* EXTRACTED MATERIAL:

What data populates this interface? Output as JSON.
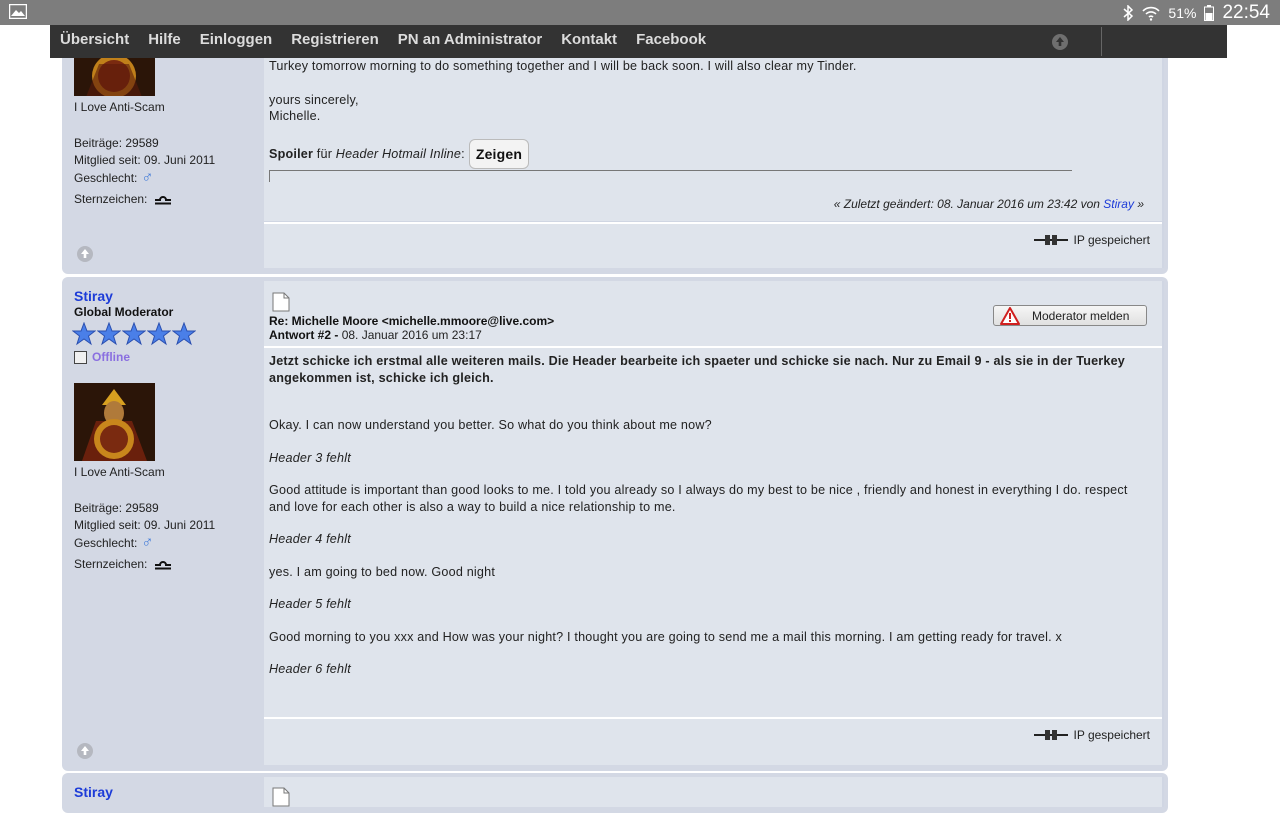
{
  "statusbar": {
    "battery": "51%",
    "time": "22:54"
  },
  "nav": {
    "items": [
      "Übersicht",
      "Hilfe",
      "Einloggen",
      "Registrieren",
      "PN an Administrator",
      "Kontakt",
      "Facebook"
    ]
  },
  "post1": {
    "poster": {
      "signature_line": "I Love Anti-Scam",
      "posts": "Beiträge: 29589",
      "member_since": "Mitglied seit: 09. Juni 2011",
      "gender_label": "Geschlecht:",
      "gender_symbol": "♂",
      "zodiac_label": "Sternzeichen:"
    },
    "body_lines": [
      "Turkey tomorrow morning to do something together and I will be back soon. I will also clear my Tinder.",
      "yours sincerely,",
      "Michelle."
    ],
    "spoiler": {
      "label": "Spoiler",
      "for": "für",
      "title": "Header Hotmail Inline",
      "button": "Zeigen"
    },
    "edited": {
      "prefix": "« Zuletzt geändert: 08. Januar 2016 um 23:42 von",
      "by": "Stiray",
      "suffix": "»"
    },
    "ip_saved": "IP gespeichert"
  },
  "post2": {
    "poster": {
      "name": "Stiray",
      "role": "Global Moderator",
      "status": "Offline",
      "signature_line": "I Love Anti-Scam",
      "posts": "Beiträge: 29589",
      "member_since": "Mitglied seit: 09. Juni 2011",
      "gender_label": "Geschlecht:",
      "gender_symbol": "♂",
      "zodiac_label": "Sternzeichen:"
    },
    "subject": "Re: Michelle Moore <michelle.mmoore@live.com>",
    "reply_label": "Antwort #2 -",
    "reply_date": "08. Januar 2016 um 23:17",
    "report_button": "Moderator melden",
    "intro": "Jetzt schicke ich erstmal alle weiteren mails. Die Header bearbeite ich spaeter und schicke sie nach. Nur zu Email 9 - als sie in der Tuerkey angekommen ist, schicke ich gleich.",
    "lines": [
      "Okay. I can now understand you better. So what do you think about me now?",
      "Header 3 fehlt",
      "Good attitude is important than good looks to me. I told you already so I always do my best to be nice , friendly and honest in everything I do. respect and love for each other is also a way to build a nice relationship to me.",
      "Header 4 fehlt",
      "yes. I am going to bed now. Good night",
      "Header 5 fehlt",
      "Good morning to you xxx and How was  your night? I thought you are going to send me a mail this morning. I am getting ready for travel. x",
      "Header 6 fehlt"
    ],
    "ip_saved": "IP gespeichert"
  },
  "post3": {
    "poster": {
      "name": "Stiray"
    }
  }
}
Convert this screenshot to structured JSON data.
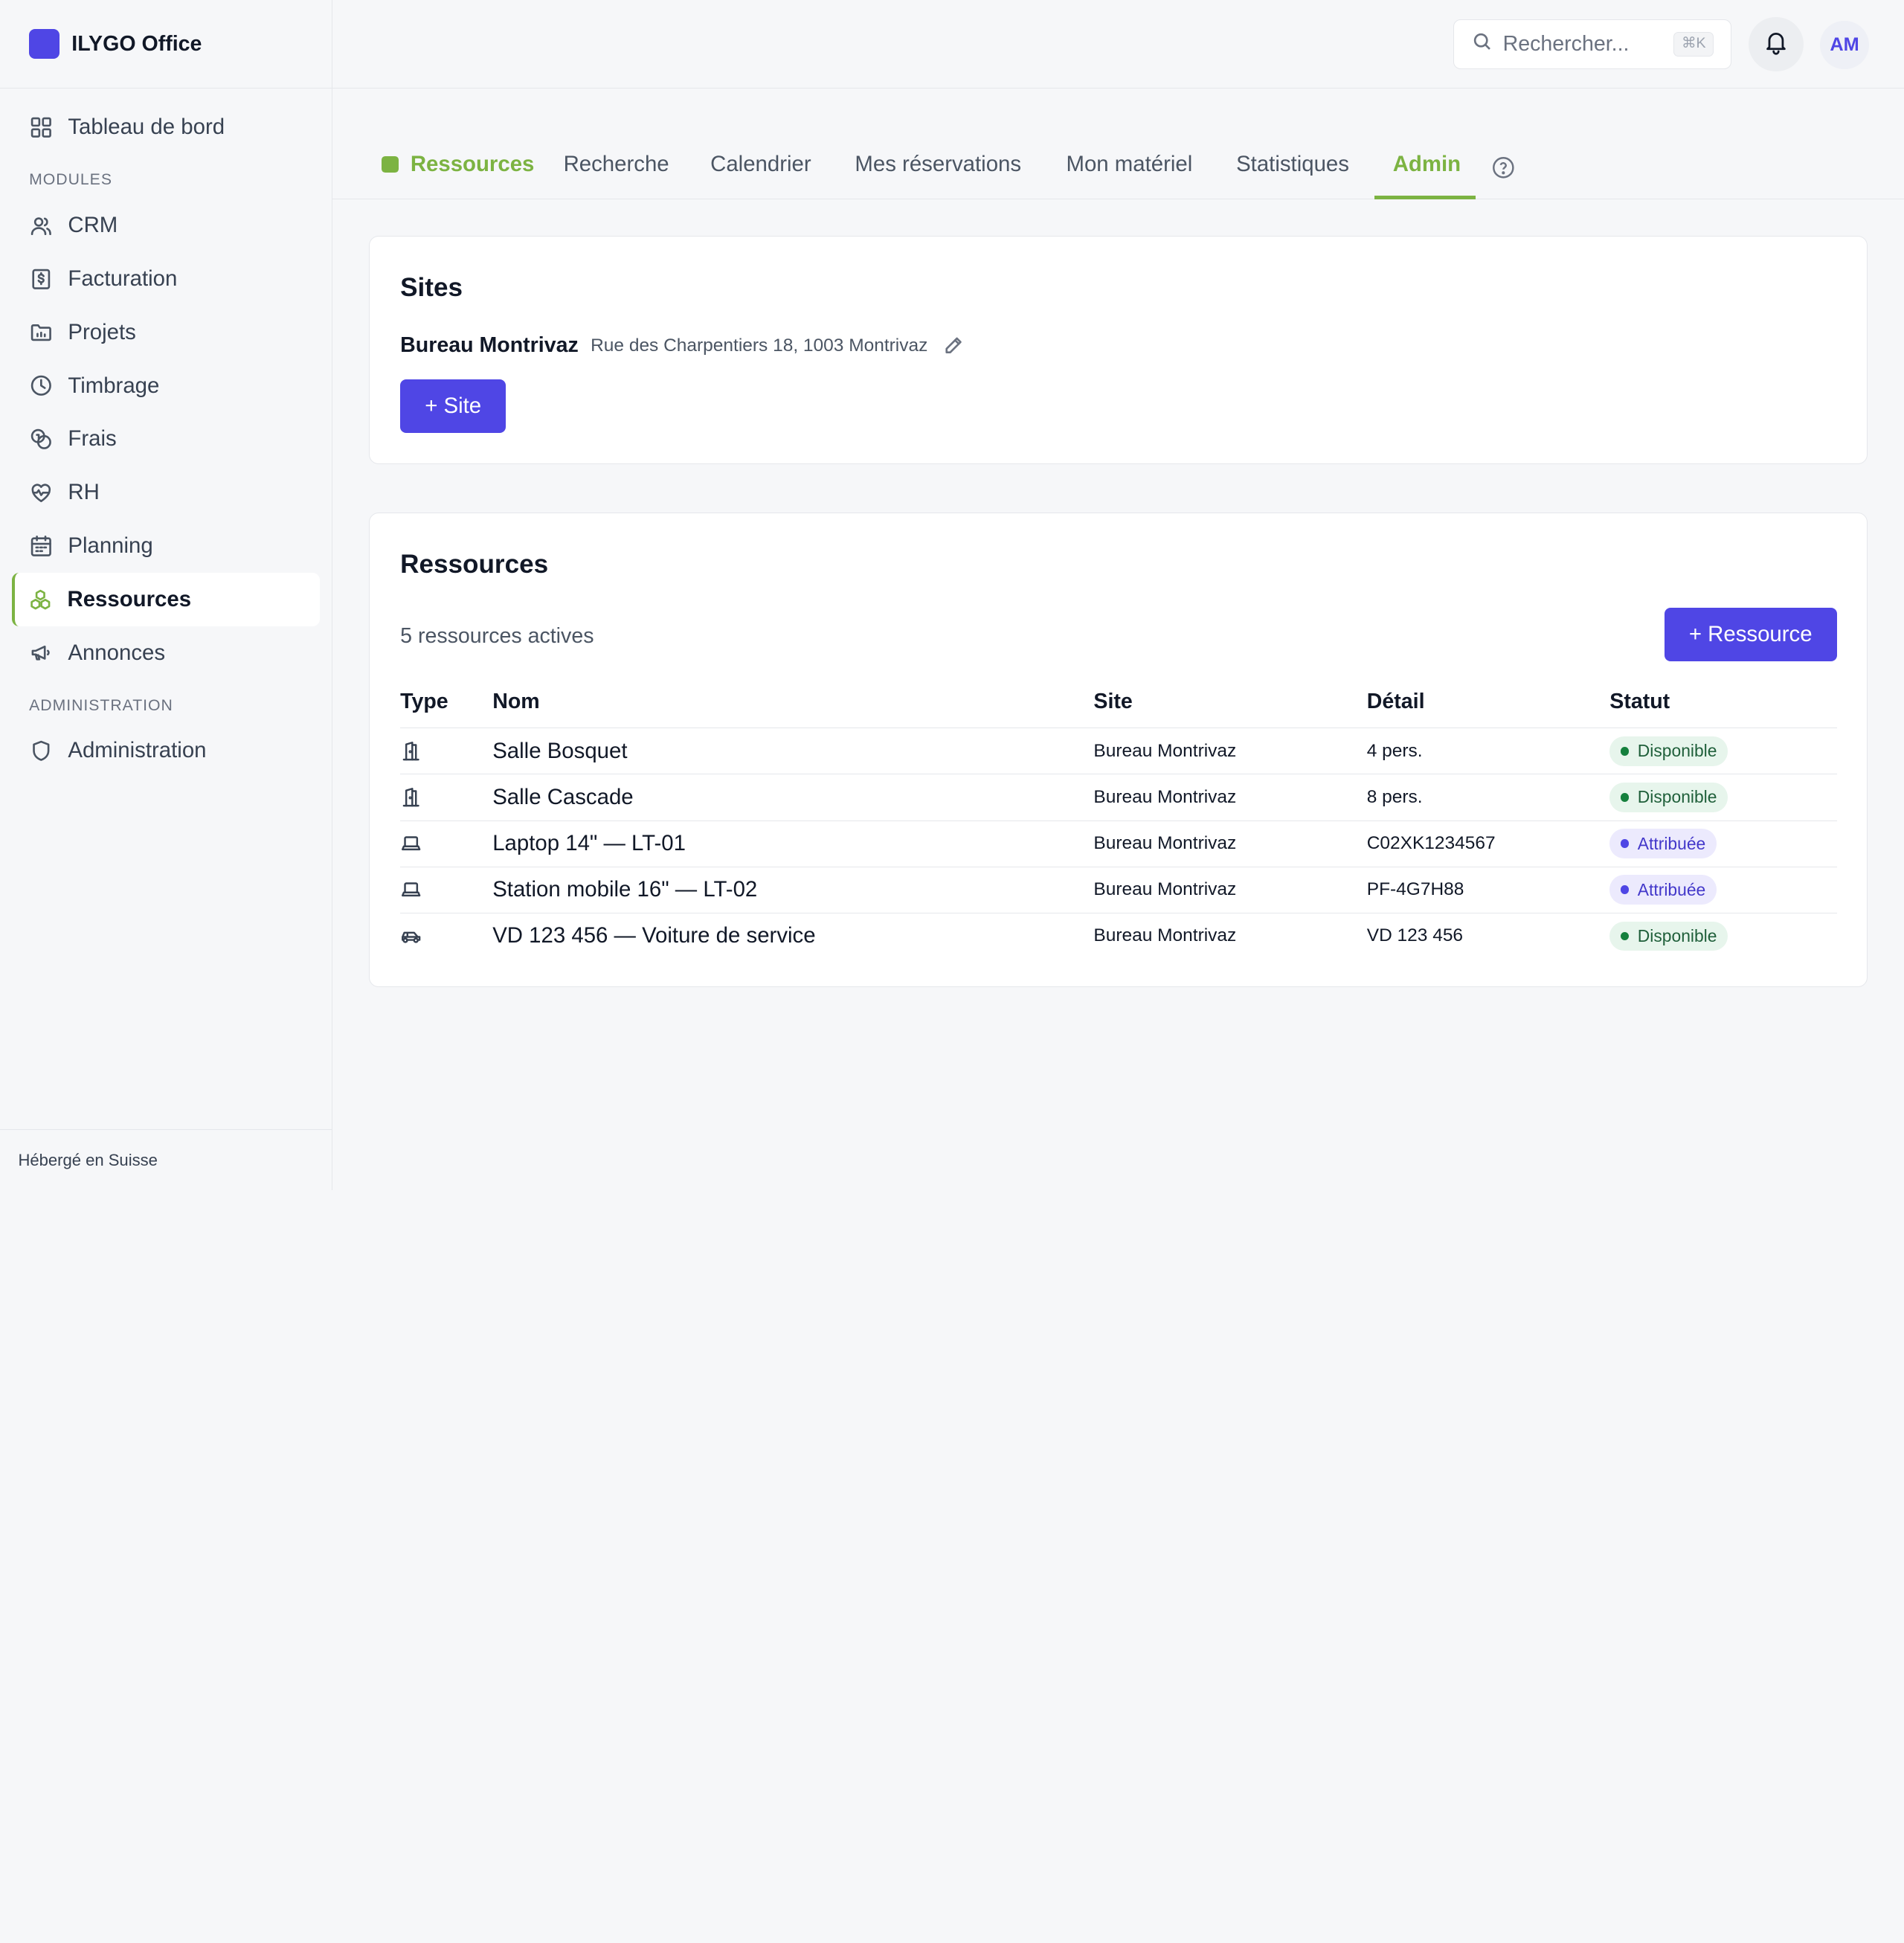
{
  "brand": {
    "name": "ILYGO Office",
    "accent": "#4f46e5"
  },
  "sidebar": {
    "top_item": {
      "label": "Tableau de bord",
      "icon": "grid-icon"
    },
    "section_modules": "MODULES",
    "items": [
      {
        "label": "CRM",
        "icon": "users-icon"
      },
      {
        "label": "Facturation",
        "icon": "invoice-icon"
      },
      {
        "label": "Projets",
        "icon": "folder-icon"
      },
      {
        "label": "Timbrage",
        "icon": "clock-icon"
      },
      {
        "label": "Frais",
        "icon": "coins-icon"
      },
      {
        "label": "RH",
        "icon": "heart-pulse-icon"
      },
      {
        "label": "Planning",
        "icon": "calendar-icon"
      },
      {
        "label": "Ressources",
        "icon": "boxes-icon",
        "active": true
      },
      {
        "label": "Annonces",
        "icon": "megaphone-icon"
      }
    ],
    "section_admin": "ADMINISTRATION",
    "admin_item": {
      "label": "Administration",
      "icon": "shield-icon"
    },
    "footer": "Hébergé en Suisse"
  },
  "header": {
    "search_placeholder": "Rechercher...",
    "search_shortcut": "⌘K",
    "avatar_initials": "AM"
  },
  "tabs": {
    "home": "Ressources",
    "items": [
      "Recherche",
      "Calendrier",
      "Mes réservations",
      "Mon matériel",
      "Statistiques",
      "Admin"
    ],
    "active": "Admin",
    "active_color": "#7cb342"
  },
  "sites": {
    "title": "Sites",
    "entries": [
      {
        "name": "Bureau Montrivaz",
        "address": "Rue des Charpentiers 18, 1003 Montrivaz"
      }
    ],
    "add_label": "+ Site"
  },
  "resources": {
    "title": "Ressources",
    "count_label": "5 ressources actives",
    "add_label": "+ Ressource",
    "columns": [
      "Type",
      "Nom",
      "Site",
      "Détail",
      "Statut"
    ],
    "rows": [
      {
        "type_icon": "room-icon",
        "name": "Salle Bosquet",
        "site": "Bureau Montrivaz",
        "detail": "4 pers.",
        "status": "Disponible",
        "status_kind": "ok"
      },
      {
        "type_icon": "room-icon",
        "name": "Salle Cascade",
        "site": "Bureau Montrivaz",
        "detail": "8 pers.",
        "status": "Disponible",
        "status_kind": "ok"
      },
      {
        "type_icon": "laptop-icon",
        "name": "Laptop 14\" — LT-01",
        "site": "Bureau Montrivaz",
        "detail": "C02XK1234567",
        "status": "Attribuée",
        "status_kind": "att"
      },
      {
        "type_icon": "laptop-icon",
        "name": "Station mobile 16\" — LT-02",
        "site": "Bureau Montrivaz",
        "detail": "PF-4G7H88",
        "status": "Attribuée",
        "status_kind": "att"
      },
      {
        "type_icon": "car-icon",
        "name": "VD 123 456 — Voiture de service",
        "site": "Bureau Montrivaz",
        "detail": "VD 123 456",
        "status": "Disponible",
        "status_kind": "ok"
      }
    ]
  }
}
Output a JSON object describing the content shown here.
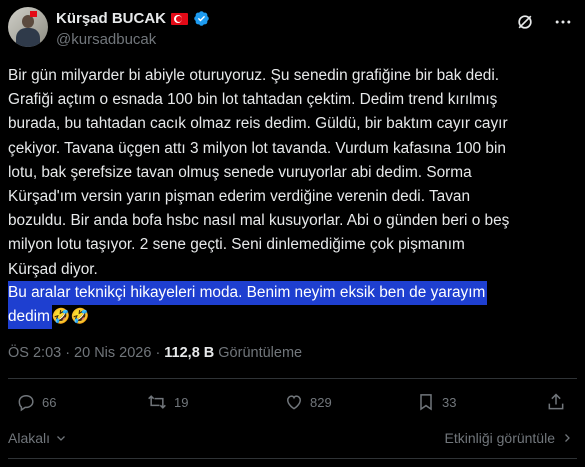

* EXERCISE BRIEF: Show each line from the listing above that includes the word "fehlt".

* COMPLETED TASK:
      "Header 3 fehlt",
      "Header 4 fehlt",
      "Header 5 fehlt",
      "Header 6 fehlt"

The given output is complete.